British stocks have enjoyed a world-beating rally since the start of December, with international investors beginning to buy back into one of their least-loved countries.
The U.K. benchmark, the FTSE 100, is up nearly 8% since Dec. 1 in dollar terms. That puts it well ahead of the S&P 500, the MSCI World and the Euro Stoxx indexes, despite the U.K. being among the hardest hit by the Covid-19 pandemic.
The recent market rally doesn’t make up for its stark underperformance since the U.K. voted to leave Europe in 2016. In dollar terms, the FTSE 100 is still below where it closed on June 23, 2016, the day of the Brexit referendum.
Britain did manage to conclude a slim new trade deal with the European Union on Christmas Eve, eliminating fears that it might break away from the bloc at the end of 2020 with all its exports subject to tariffs and restrictions. But the bare-bones deal leaves much to be negotiated. The British pound hasn’t benefited either, confounding those who believe that U.K. assets are now more attractive.

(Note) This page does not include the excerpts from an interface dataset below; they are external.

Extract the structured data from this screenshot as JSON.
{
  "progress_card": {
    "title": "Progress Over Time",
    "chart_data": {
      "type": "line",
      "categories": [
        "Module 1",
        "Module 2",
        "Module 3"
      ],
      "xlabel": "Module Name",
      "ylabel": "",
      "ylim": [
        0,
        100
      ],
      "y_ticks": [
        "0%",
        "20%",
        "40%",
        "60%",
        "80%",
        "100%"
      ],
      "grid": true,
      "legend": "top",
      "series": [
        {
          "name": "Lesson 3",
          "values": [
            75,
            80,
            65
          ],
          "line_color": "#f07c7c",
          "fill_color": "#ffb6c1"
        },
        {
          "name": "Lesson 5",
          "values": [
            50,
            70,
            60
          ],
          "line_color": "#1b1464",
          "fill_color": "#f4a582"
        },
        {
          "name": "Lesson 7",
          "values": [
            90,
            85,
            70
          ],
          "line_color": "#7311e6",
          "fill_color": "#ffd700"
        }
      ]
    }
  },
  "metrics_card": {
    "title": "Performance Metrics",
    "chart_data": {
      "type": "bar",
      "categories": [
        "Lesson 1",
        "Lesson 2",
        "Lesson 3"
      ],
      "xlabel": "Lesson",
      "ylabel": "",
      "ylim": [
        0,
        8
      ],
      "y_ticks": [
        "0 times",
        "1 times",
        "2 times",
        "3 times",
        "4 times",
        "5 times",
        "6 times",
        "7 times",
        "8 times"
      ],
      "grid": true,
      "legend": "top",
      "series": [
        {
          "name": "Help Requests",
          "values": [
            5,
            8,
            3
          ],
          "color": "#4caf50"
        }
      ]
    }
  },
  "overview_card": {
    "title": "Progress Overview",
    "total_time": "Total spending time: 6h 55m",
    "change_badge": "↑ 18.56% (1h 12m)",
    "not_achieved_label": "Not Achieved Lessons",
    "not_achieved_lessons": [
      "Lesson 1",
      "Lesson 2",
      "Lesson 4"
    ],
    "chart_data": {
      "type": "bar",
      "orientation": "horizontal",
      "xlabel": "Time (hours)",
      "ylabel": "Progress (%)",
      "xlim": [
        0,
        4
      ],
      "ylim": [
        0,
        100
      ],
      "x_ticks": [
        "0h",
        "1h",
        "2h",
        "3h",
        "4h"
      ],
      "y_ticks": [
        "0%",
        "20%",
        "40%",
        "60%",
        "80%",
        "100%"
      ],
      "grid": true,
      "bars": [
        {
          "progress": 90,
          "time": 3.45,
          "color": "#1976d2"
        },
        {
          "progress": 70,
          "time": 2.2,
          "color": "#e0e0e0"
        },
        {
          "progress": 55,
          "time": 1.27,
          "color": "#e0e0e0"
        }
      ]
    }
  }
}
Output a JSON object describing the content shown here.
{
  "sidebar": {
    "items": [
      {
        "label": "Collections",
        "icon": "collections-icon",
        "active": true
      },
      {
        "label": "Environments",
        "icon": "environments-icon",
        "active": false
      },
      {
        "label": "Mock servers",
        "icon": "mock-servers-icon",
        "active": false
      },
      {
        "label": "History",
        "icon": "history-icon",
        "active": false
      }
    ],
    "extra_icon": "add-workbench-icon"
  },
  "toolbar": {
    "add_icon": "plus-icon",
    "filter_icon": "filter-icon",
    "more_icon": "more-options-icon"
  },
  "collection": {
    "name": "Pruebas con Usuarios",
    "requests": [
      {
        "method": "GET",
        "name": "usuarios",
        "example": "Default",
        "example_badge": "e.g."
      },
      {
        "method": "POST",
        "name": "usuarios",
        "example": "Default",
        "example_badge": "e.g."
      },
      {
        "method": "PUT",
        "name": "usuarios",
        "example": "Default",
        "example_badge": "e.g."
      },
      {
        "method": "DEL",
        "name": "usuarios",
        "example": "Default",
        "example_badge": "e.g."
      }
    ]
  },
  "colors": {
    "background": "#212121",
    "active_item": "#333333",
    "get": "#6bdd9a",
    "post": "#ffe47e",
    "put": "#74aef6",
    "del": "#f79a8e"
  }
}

As investors move money into U.K. assets, they need to buy the British currency, and that should lift the pound. Savvas Savouri, chief economist at Toscafund Asset Management, a $4 billion hedge fund, believes the pound’s fundamental value in euros is about €1.30 apiece. But since Dec. 23, it remained flat at €1.11 before rising to €1.12 on Wednesday.